DATASET ENTRIES
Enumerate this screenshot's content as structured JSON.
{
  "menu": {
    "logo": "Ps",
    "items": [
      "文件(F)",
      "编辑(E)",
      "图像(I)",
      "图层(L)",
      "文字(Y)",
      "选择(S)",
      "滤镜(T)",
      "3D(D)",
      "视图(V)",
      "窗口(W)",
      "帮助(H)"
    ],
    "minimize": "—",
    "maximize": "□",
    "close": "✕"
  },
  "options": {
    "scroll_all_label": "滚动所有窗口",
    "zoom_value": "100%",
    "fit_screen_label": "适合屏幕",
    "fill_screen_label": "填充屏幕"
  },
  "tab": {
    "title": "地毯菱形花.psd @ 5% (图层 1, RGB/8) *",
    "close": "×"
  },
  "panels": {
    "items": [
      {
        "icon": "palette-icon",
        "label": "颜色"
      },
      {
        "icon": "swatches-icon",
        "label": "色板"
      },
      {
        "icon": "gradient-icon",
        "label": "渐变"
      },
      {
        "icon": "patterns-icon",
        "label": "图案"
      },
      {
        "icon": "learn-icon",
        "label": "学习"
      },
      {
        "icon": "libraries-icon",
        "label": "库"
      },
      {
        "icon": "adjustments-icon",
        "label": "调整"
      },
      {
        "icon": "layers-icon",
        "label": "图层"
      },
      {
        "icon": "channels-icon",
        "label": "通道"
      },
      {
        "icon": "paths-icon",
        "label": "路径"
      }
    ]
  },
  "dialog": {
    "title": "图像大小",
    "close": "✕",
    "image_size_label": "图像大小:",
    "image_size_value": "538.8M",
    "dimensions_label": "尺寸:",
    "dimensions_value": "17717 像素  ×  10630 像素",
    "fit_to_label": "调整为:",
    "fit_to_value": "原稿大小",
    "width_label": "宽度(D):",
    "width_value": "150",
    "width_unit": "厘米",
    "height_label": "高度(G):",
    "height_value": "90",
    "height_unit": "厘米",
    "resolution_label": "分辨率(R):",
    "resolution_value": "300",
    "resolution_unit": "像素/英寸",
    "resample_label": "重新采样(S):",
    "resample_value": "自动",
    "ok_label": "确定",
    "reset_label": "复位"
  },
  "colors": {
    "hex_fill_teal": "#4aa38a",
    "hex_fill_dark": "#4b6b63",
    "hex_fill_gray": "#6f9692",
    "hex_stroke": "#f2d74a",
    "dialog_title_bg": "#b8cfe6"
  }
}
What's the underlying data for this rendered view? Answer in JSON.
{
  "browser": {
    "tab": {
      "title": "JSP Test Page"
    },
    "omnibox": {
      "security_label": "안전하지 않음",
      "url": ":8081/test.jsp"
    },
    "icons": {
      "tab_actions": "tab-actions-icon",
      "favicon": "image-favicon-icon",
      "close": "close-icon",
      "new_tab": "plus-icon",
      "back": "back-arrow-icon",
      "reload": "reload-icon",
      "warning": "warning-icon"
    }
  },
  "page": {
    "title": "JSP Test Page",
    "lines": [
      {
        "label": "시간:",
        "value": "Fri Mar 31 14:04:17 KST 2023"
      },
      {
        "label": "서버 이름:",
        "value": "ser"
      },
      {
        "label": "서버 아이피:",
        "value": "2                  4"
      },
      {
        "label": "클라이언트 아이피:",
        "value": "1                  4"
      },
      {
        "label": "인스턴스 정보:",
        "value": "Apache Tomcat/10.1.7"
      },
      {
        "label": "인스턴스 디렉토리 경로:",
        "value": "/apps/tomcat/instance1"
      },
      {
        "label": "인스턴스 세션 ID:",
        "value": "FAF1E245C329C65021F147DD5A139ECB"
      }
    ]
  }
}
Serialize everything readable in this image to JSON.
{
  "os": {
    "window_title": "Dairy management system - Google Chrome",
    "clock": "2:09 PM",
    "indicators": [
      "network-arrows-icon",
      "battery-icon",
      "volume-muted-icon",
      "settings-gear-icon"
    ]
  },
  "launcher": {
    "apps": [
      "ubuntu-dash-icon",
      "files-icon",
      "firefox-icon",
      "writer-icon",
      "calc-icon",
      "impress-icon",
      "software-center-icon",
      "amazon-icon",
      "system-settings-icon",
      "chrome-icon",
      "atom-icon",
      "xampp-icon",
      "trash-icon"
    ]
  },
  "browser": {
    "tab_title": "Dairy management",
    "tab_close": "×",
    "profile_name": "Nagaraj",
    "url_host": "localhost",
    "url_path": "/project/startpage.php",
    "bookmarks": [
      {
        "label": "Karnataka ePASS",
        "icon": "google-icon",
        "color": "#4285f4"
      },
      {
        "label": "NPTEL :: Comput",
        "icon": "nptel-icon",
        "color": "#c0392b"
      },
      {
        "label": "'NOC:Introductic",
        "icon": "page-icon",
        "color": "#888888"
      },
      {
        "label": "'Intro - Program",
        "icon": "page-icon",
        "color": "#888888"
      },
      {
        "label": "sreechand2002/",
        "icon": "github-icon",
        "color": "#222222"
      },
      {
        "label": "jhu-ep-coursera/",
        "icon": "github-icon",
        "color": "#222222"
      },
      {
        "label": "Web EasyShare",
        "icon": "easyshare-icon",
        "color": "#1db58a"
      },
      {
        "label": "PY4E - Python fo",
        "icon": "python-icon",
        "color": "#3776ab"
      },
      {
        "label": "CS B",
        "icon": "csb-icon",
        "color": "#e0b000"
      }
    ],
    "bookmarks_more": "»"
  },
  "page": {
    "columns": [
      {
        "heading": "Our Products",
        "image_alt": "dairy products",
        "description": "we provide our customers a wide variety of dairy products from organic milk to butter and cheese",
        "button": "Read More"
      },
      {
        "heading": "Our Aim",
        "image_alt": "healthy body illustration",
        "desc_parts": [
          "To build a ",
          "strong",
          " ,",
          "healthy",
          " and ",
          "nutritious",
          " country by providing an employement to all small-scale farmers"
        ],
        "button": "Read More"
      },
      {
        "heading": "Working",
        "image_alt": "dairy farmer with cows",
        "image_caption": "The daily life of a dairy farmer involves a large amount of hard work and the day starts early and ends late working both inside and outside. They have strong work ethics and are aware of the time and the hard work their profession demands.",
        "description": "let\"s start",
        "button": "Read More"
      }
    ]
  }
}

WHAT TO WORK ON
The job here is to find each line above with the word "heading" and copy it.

SOLUTION TO THIS PROBLEM
        "heading": "Our Products",
        "heading": "Our Aim",
        "heading": "Working",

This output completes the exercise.